The most realistic models need to be built using computational methods — special mathematical methods that are executed on computers, according to Steven Buechler, a professor of mathematics and chair of the new department, who is using such techniques to help develop an understanding of the risk of relapse in breast cancer patients. The models he is developing will help identify patients who can safely forego chemotherapy, sparing these women from its toxic side effects.

“Computation is becoming a scientific method equal in power and importance to theory and experiment,” Buechler said.

Statistics, in turn, builds models from data.

“We learn about many phenomena by collecting data, such as gene sequencing, measurements of climatic change and trends in stock prices,” Buechler said. “Technology is enabling increased richness of data and the ability to analyze it realistically.”

Another Notre Dame researcher, Mark Alber, Duncan Family Professor of Applied Mathematics, is using the techniques of the field to provide important clues about blood clot formation and the spread of infection.

The new department was approved by the University’s Academic Council in March and officially came into existence on July 1. Six faculty members moved from the Department of Mathematics to the new department and three new statistics faculty will be hired this year.

Students currently have two undergraduate degree options within the new department: applied and computational mathematics and statistics, and applied and computational mathematics with a concentration in biological sciences. A second major will be submitted for approval next year and an applied and computational mathematics/statistics major will be created as soon as statistics courses are available, most likely in 2011 or 2012.

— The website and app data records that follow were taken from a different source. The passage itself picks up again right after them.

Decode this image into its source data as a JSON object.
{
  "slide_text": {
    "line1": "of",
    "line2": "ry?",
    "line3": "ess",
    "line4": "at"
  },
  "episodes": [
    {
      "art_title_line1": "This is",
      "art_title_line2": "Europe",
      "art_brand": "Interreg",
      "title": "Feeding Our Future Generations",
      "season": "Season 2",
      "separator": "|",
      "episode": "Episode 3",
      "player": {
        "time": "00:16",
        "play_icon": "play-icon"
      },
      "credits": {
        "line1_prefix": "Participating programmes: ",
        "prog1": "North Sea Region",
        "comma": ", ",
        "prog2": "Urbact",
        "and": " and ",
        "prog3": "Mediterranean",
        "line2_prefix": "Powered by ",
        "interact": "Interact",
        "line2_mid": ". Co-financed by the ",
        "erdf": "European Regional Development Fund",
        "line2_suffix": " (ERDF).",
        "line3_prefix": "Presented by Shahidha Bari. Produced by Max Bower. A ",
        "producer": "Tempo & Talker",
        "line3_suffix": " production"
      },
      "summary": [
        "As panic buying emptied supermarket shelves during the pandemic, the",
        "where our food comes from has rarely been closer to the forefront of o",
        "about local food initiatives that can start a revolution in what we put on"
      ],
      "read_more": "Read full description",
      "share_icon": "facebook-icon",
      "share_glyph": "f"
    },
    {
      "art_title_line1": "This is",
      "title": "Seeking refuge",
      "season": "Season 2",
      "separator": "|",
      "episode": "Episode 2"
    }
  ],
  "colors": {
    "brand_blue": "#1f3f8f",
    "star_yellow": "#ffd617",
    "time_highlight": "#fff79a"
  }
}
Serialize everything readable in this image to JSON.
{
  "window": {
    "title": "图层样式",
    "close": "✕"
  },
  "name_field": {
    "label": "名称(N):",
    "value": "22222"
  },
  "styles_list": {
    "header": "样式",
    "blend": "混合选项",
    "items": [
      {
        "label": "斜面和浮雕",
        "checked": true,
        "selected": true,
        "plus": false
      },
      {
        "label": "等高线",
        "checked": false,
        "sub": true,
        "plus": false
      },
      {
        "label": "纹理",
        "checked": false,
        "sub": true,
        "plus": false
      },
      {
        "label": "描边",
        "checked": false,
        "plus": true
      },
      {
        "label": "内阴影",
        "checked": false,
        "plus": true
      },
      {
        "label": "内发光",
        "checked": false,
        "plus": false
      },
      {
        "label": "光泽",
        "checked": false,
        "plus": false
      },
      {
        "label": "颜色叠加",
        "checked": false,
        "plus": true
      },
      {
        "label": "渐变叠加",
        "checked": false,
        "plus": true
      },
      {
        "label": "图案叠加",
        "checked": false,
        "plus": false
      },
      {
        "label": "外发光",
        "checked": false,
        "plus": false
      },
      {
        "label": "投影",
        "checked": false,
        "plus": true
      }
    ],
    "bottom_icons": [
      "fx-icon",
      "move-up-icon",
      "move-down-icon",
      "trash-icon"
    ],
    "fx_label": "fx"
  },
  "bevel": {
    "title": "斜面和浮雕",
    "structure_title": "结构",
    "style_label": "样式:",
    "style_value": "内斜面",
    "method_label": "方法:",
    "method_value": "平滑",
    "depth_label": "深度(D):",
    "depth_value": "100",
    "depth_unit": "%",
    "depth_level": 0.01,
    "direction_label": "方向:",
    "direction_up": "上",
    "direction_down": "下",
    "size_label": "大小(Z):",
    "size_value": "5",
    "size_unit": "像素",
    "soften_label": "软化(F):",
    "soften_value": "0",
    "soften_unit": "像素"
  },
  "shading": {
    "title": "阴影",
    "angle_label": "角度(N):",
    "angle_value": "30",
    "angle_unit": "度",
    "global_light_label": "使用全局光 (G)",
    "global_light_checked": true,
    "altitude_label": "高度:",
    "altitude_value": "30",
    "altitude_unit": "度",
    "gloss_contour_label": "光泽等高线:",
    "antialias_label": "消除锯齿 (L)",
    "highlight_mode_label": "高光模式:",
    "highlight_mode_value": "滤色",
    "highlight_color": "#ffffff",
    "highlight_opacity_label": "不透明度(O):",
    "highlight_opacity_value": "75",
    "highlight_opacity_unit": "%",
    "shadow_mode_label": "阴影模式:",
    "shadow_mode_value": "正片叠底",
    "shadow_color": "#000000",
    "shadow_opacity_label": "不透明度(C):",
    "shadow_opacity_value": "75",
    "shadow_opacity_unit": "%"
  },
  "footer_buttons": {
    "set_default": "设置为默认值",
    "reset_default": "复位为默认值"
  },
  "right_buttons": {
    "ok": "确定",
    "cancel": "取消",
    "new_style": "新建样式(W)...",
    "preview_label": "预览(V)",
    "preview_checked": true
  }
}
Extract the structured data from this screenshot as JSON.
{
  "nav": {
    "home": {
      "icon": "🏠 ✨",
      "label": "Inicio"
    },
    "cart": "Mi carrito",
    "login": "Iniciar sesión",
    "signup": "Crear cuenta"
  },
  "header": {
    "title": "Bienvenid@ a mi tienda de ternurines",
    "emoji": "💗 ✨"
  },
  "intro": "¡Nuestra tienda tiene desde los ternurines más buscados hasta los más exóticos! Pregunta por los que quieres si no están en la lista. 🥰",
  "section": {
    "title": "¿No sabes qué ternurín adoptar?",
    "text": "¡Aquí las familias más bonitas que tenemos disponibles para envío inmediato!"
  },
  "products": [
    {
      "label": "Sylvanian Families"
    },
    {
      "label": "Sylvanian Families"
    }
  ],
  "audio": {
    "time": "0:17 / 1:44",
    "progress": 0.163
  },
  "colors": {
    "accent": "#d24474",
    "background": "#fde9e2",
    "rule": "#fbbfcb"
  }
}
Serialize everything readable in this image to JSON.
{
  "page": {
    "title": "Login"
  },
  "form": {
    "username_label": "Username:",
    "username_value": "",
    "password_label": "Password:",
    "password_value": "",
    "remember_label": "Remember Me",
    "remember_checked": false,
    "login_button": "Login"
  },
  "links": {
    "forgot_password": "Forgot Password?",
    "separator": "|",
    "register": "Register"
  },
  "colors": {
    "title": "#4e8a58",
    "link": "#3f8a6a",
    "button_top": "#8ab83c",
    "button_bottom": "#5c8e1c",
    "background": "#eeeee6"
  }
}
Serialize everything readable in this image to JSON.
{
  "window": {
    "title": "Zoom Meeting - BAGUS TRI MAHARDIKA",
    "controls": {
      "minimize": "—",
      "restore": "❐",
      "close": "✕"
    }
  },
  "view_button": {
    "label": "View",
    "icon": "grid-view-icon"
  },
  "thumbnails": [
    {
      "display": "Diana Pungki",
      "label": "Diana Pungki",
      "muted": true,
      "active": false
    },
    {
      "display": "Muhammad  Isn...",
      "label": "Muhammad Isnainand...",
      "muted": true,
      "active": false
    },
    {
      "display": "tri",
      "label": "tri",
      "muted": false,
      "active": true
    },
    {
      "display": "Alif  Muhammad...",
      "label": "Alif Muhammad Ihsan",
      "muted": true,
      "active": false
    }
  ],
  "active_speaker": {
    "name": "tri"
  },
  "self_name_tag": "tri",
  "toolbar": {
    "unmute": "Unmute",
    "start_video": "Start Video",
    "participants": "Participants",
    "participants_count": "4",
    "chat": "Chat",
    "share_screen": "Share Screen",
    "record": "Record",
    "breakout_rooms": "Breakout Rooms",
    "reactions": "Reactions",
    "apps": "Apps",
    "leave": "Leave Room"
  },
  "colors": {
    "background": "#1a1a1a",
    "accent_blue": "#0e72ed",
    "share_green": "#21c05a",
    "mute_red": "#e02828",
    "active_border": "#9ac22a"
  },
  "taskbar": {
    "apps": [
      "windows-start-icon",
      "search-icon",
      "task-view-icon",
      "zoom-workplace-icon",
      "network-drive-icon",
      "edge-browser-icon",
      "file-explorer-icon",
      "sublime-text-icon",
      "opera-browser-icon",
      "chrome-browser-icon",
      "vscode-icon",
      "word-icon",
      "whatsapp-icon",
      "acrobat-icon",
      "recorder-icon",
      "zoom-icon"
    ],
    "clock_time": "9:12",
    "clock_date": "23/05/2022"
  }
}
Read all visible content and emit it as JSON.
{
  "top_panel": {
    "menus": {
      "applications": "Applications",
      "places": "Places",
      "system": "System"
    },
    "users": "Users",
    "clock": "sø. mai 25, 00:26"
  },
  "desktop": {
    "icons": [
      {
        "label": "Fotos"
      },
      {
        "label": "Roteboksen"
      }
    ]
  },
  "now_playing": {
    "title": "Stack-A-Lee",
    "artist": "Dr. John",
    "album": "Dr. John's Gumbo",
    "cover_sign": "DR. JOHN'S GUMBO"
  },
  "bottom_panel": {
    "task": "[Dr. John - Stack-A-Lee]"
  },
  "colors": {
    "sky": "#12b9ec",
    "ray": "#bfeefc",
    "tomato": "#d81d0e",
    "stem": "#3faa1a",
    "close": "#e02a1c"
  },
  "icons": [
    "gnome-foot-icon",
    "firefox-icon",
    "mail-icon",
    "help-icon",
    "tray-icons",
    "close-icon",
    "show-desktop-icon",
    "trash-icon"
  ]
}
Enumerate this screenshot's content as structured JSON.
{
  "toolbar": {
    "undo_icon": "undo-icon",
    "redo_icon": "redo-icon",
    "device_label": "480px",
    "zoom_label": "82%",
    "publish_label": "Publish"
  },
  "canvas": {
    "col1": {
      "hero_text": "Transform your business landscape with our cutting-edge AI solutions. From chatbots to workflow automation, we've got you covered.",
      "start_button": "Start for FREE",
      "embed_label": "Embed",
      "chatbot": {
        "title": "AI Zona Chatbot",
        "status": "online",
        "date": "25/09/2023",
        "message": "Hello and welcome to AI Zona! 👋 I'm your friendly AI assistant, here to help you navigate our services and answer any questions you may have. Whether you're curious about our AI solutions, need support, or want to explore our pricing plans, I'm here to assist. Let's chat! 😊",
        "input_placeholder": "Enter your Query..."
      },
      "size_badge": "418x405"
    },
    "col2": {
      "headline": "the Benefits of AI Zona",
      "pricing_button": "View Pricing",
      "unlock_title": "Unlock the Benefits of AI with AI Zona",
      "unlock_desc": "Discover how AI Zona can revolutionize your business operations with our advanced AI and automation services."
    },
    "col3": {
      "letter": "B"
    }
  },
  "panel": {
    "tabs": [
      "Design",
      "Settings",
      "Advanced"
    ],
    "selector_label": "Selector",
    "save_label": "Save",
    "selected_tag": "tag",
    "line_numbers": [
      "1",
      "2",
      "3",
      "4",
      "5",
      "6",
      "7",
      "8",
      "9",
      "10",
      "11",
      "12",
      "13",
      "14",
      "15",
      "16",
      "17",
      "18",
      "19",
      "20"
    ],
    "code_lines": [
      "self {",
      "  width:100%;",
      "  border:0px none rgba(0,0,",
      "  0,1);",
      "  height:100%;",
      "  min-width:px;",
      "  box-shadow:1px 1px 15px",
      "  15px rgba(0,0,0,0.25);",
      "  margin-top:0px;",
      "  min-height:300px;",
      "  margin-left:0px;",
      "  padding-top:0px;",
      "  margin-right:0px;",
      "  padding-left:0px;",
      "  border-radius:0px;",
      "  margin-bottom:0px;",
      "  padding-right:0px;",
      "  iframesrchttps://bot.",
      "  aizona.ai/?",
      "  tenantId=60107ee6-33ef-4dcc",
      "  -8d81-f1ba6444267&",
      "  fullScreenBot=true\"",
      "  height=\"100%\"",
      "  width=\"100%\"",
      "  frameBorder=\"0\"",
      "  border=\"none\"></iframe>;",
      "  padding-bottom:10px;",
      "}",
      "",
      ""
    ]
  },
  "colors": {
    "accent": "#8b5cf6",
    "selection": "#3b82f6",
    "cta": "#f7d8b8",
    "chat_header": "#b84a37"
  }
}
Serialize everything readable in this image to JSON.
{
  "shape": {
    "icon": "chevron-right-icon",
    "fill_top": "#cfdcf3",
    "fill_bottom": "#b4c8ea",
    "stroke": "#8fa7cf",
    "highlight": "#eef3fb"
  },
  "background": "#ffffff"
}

More information on the new department and major can be found at

Contact: Steven Buechler, chair, Applied and Computational Mathematics and Statistics, 574-631-6233,